[Provided data]

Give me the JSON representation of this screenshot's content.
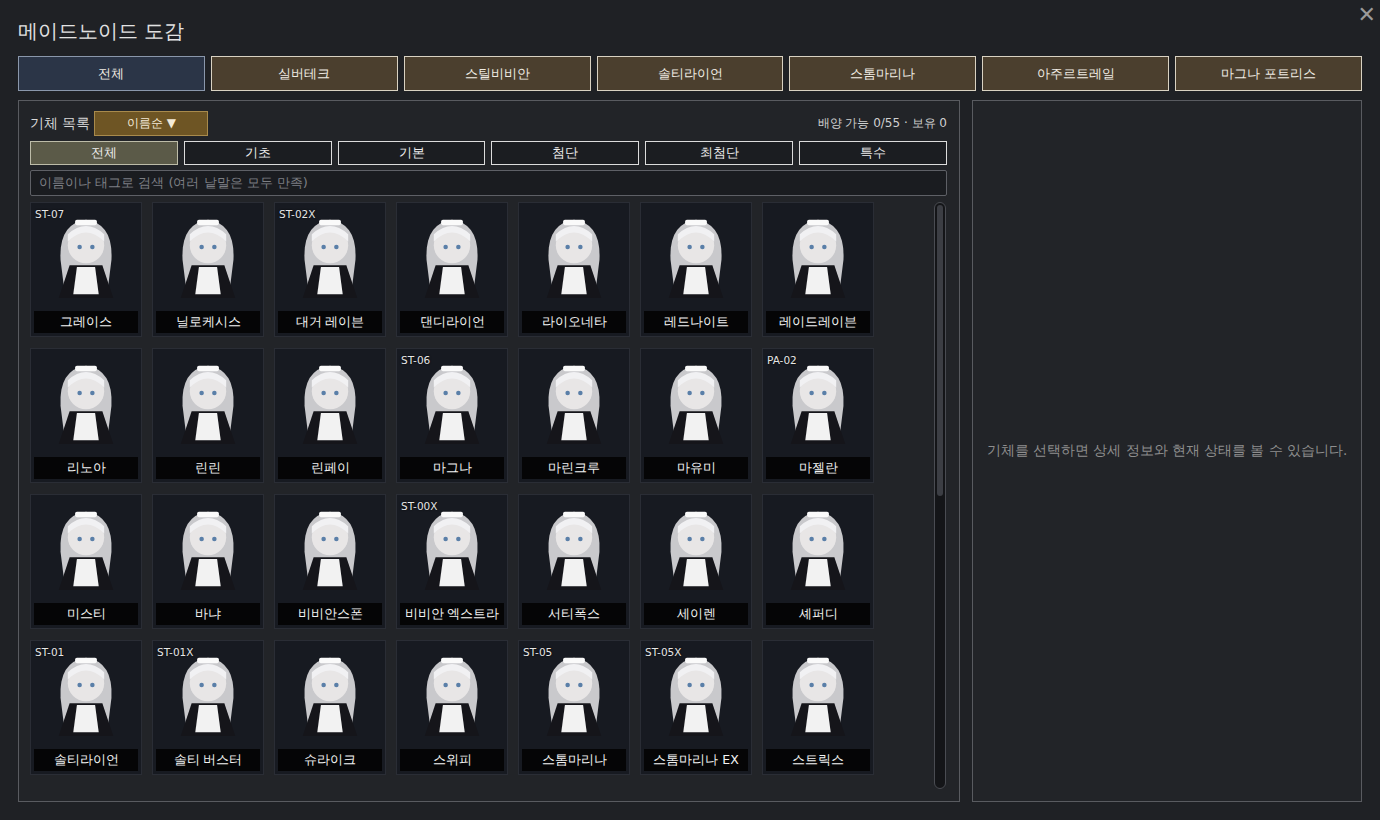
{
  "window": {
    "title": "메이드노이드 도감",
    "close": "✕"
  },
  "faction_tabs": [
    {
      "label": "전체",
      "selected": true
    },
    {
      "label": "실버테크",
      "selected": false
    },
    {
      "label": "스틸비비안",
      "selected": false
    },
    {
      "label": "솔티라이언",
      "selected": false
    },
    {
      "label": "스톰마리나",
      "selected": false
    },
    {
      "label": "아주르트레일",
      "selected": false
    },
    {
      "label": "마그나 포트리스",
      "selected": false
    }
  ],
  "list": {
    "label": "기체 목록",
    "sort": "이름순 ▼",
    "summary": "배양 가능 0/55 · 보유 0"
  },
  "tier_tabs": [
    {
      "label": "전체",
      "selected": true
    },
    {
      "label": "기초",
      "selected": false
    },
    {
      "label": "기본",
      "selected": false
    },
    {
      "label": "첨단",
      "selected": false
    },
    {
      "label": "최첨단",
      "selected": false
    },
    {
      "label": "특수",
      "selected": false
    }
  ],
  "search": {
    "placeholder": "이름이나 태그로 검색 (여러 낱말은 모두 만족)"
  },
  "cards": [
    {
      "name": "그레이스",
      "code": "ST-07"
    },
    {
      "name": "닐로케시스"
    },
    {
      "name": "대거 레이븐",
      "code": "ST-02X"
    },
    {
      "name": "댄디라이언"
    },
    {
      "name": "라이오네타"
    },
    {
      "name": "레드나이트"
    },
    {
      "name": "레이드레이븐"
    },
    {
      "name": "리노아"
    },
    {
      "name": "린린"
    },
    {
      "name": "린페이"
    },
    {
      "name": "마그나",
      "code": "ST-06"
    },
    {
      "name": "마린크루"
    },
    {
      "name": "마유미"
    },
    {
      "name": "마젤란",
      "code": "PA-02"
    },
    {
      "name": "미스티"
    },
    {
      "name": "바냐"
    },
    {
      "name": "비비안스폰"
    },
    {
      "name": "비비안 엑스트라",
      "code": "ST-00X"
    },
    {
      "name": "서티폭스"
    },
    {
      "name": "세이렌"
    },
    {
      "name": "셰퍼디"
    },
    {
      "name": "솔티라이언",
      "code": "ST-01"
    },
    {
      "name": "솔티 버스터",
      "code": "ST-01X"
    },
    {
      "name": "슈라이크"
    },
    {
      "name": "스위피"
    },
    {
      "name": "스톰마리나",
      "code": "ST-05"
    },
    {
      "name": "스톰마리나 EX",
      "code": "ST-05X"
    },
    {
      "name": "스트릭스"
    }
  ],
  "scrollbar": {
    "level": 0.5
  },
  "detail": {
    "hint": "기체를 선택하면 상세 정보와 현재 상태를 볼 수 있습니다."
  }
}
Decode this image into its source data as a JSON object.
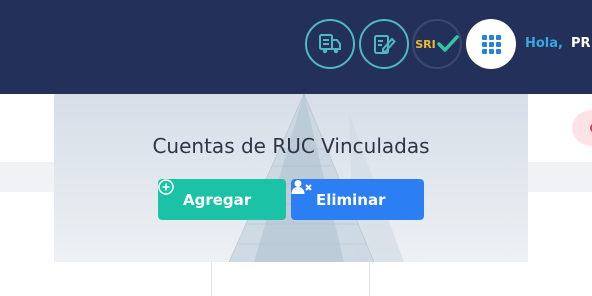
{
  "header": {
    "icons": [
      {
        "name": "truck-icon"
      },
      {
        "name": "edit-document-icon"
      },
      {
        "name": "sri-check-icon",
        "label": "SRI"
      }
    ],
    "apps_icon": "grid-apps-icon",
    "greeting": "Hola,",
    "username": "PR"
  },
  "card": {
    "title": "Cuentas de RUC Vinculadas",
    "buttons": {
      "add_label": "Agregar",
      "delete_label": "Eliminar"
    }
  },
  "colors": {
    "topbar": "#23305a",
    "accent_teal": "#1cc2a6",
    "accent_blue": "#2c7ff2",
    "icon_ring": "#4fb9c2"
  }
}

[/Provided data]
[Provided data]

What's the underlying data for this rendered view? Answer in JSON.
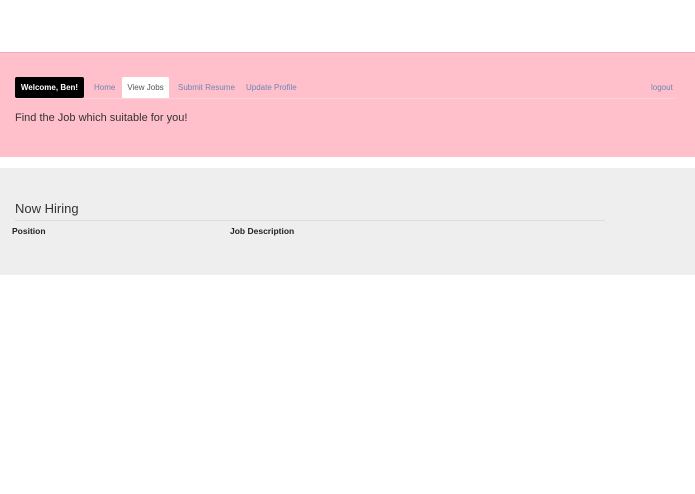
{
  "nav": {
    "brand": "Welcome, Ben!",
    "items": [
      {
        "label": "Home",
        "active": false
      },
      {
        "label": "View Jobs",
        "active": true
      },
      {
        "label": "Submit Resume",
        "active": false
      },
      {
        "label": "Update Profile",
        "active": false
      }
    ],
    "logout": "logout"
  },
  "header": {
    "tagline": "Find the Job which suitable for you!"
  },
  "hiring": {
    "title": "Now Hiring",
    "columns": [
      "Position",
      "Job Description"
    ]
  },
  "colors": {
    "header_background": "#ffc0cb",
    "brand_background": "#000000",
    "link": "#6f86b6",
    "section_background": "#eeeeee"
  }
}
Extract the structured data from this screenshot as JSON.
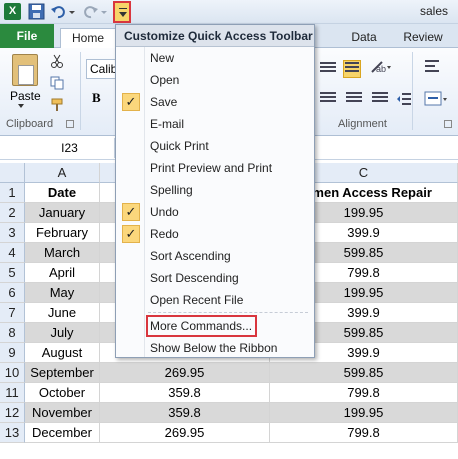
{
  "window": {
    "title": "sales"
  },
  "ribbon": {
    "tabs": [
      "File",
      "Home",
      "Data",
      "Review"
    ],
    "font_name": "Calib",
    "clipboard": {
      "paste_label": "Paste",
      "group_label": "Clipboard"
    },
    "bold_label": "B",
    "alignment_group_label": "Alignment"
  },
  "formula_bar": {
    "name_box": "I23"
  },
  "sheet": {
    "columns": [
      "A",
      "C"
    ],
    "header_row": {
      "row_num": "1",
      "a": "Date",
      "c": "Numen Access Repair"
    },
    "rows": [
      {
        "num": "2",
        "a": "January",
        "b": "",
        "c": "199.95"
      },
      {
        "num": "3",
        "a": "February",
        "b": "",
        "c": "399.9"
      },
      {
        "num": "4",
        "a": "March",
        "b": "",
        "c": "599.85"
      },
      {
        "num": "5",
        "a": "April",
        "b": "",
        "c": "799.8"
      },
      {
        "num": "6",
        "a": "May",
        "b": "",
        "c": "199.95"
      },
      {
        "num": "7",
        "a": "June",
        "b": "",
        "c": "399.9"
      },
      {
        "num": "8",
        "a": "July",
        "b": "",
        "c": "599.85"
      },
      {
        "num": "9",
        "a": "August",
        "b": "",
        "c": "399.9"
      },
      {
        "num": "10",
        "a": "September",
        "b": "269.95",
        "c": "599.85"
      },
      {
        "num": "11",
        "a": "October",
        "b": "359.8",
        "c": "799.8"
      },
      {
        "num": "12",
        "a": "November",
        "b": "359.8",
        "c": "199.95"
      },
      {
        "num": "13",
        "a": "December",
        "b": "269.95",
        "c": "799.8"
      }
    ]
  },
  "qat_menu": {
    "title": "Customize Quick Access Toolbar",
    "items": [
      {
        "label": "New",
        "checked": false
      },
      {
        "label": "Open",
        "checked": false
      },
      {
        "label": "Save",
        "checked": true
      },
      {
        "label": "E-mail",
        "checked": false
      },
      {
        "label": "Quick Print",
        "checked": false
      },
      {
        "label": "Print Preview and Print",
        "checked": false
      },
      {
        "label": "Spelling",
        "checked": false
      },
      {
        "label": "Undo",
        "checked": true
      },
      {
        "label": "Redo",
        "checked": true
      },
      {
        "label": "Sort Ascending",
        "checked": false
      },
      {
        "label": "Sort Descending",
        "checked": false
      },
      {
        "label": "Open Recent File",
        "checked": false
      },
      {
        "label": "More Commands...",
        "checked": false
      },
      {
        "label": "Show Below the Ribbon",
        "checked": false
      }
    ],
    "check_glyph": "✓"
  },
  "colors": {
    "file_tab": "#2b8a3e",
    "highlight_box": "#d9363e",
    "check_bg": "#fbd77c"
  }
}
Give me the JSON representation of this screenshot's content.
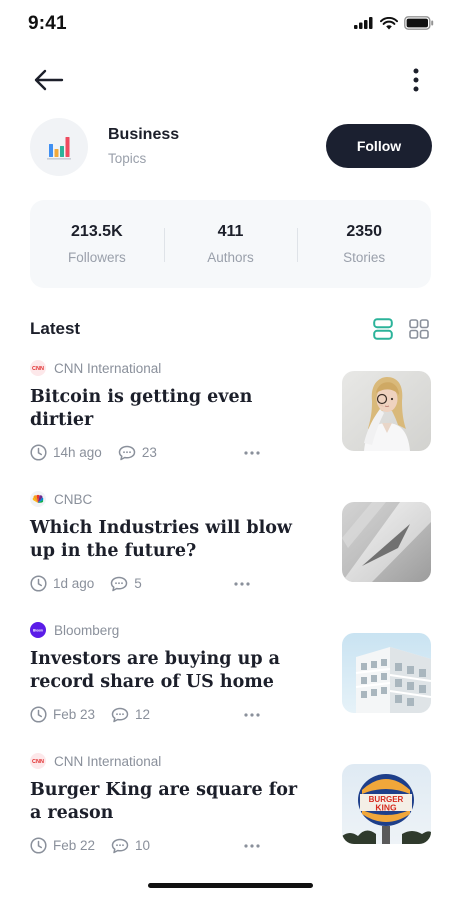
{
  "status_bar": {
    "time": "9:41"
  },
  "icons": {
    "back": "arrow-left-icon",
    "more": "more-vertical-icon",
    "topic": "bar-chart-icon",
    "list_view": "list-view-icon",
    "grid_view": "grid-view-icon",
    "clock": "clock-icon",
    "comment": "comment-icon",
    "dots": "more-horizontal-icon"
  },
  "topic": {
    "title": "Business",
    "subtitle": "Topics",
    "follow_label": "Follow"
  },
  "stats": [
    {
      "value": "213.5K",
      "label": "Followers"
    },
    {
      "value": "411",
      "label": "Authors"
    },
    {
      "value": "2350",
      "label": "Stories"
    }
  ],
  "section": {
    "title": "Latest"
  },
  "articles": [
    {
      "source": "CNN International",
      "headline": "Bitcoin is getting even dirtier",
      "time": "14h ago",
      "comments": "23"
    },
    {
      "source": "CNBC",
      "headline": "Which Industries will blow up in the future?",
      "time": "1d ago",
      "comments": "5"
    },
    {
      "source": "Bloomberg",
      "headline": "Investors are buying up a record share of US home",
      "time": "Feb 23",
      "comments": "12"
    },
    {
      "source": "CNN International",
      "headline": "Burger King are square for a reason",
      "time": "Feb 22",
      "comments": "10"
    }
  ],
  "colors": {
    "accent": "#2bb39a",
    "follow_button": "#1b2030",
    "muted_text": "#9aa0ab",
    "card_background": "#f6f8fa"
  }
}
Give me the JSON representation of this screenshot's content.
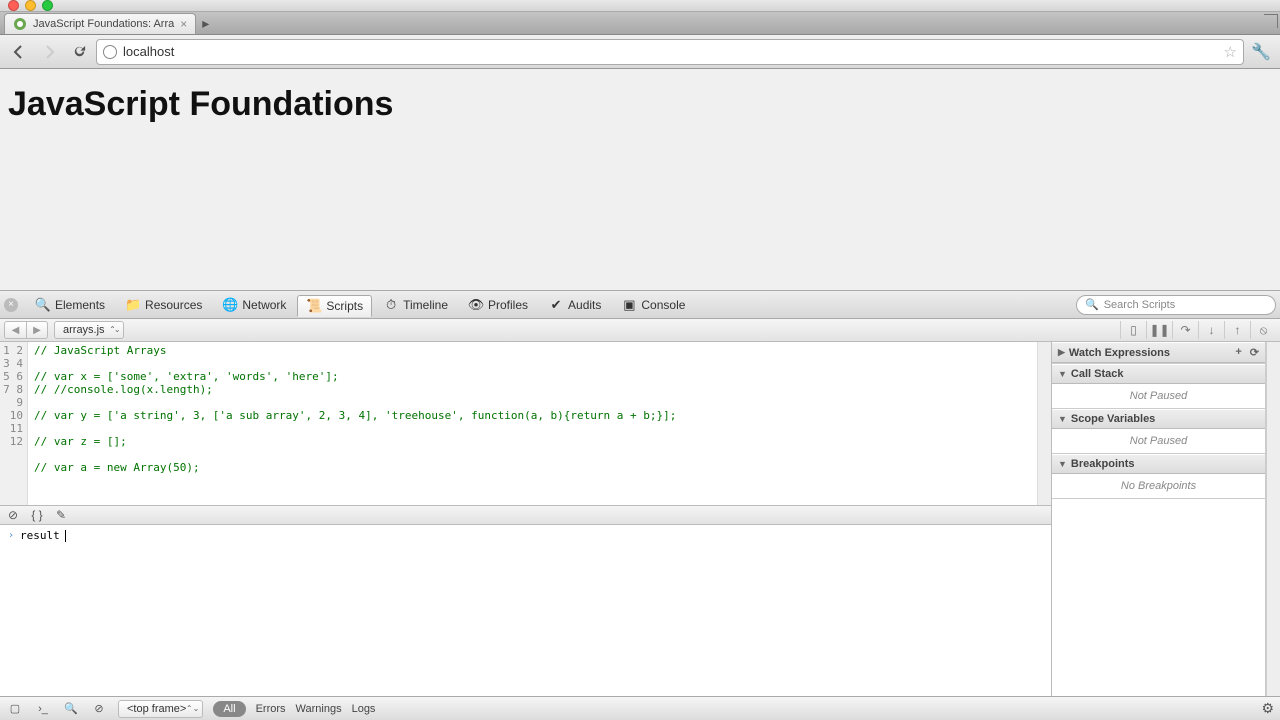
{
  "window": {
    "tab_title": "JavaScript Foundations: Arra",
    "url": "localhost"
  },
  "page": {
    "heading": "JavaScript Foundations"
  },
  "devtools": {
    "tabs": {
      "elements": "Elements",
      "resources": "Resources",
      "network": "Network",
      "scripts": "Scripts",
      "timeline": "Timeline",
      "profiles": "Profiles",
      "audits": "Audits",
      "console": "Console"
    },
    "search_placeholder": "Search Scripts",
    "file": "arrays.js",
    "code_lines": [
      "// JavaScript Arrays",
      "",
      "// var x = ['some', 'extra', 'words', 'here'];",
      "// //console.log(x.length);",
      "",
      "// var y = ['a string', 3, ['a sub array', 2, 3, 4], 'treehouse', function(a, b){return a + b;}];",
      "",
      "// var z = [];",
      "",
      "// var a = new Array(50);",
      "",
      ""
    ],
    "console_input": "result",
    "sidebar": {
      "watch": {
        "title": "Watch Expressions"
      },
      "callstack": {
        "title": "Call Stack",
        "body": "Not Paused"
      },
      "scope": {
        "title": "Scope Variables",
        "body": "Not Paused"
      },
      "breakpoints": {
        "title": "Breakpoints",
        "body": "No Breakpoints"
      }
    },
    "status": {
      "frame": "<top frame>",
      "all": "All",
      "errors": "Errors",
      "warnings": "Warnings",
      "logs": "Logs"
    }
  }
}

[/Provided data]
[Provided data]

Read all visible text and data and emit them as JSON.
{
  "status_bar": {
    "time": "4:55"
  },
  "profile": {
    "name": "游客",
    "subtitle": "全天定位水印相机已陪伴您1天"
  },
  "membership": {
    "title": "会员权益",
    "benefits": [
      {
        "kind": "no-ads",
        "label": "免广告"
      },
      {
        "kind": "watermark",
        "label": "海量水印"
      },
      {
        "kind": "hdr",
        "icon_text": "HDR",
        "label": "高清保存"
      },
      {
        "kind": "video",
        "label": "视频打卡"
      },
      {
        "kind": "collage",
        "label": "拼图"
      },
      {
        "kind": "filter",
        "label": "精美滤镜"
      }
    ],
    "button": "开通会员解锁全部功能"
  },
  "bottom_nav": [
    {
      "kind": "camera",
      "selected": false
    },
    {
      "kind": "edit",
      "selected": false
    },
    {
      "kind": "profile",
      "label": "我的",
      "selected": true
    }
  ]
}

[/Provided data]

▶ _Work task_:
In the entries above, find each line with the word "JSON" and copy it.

▶ _Response to the task_:
Give me the JSON representation of this screenshot's content.
Decode this image into its source data as a JSON object.
What's the underlying data for this rendered view? Answer in JSON.
Extract the structured data from this screenshot as JSON.
Give me the JSON representation of this screenshot's content.
Give me the JSON representation of this screenshot's content.
Read all visible text and data and emit them as JSON.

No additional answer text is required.